----- Exercise data
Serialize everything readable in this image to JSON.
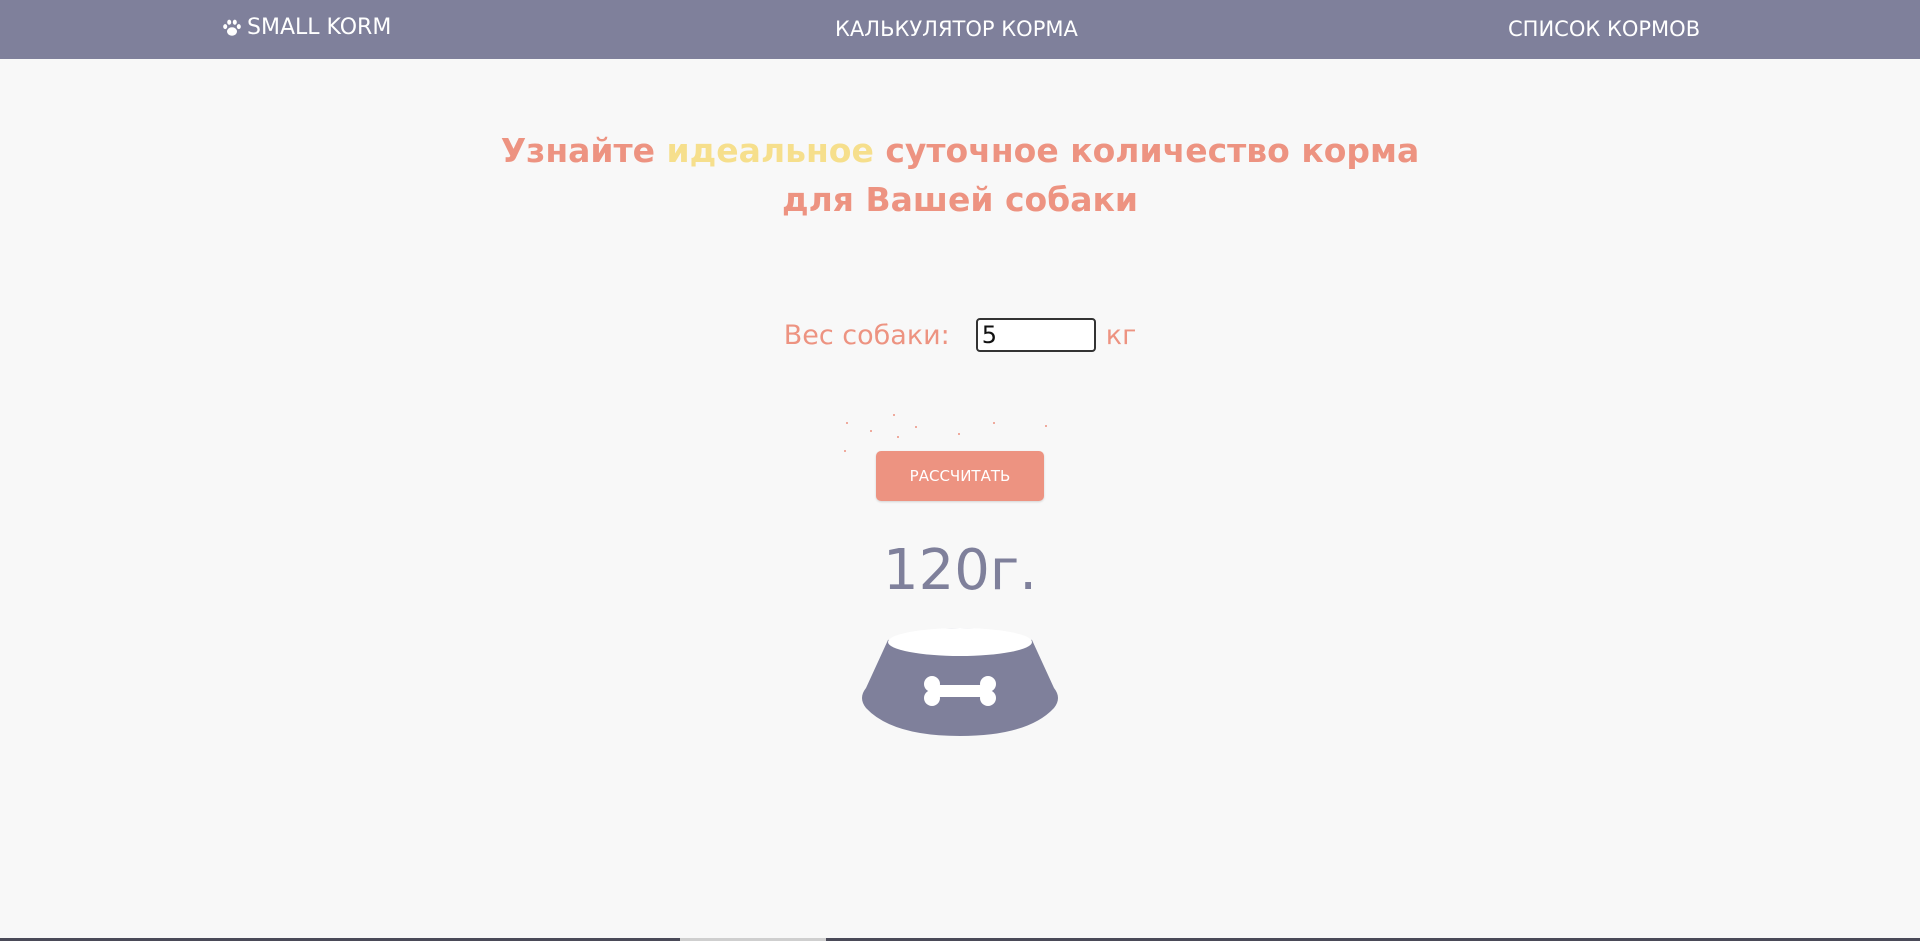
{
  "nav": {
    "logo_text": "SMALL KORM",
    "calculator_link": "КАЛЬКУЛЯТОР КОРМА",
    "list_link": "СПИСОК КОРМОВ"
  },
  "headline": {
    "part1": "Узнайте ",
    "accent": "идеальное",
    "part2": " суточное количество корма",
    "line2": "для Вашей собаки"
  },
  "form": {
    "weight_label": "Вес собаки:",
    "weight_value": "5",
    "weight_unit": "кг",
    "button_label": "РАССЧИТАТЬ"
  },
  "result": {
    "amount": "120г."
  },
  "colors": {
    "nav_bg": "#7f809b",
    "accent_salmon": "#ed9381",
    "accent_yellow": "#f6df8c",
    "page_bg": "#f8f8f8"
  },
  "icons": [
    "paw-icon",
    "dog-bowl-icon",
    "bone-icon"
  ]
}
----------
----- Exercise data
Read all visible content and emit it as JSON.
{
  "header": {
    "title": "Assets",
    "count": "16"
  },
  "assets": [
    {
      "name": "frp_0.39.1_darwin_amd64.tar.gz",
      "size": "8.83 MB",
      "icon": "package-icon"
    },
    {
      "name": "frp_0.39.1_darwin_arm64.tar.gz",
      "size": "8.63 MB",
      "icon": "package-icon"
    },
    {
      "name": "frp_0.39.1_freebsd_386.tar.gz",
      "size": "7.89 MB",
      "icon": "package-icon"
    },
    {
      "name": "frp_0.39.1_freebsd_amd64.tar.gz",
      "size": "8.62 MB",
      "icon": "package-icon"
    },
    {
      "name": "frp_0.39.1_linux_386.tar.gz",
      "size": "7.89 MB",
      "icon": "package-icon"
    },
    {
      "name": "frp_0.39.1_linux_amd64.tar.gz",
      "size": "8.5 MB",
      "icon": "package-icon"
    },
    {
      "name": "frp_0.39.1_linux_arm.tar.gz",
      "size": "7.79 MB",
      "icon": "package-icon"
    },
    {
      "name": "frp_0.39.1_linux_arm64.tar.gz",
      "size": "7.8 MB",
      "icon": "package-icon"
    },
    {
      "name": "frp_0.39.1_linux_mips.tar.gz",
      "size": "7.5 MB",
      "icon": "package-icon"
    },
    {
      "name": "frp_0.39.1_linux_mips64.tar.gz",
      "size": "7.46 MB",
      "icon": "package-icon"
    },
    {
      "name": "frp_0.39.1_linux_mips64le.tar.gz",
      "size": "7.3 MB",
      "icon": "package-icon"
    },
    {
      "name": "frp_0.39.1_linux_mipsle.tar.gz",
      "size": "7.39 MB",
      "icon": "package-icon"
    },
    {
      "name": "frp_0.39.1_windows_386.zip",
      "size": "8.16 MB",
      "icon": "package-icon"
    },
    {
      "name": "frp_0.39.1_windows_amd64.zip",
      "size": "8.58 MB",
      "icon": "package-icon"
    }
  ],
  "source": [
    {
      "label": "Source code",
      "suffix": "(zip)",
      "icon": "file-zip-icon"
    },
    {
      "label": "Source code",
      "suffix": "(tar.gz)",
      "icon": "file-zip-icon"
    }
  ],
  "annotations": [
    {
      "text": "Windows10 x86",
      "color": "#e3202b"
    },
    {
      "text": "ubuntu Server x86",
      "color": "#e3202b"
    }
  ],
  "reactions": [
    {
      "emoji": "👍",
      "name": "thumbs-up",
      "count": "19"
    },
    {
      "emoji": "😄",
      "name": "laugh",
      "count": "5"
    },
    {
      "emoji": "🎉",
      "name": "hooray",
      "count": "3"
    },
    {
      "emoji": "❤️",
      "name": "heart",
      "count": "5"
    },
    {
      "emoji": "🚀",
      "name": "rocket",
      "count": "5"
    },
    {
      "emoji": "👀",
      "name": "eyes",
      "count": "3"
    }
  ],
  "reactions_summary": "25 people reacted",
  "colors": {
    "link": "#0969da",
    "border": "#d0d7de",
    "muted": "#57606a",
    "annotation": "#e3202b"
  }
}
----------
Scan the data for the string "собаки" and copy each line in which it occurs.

Exercise result →
    "line2": "для Вашей собаки"
    "weight_label": "Вес собаки:",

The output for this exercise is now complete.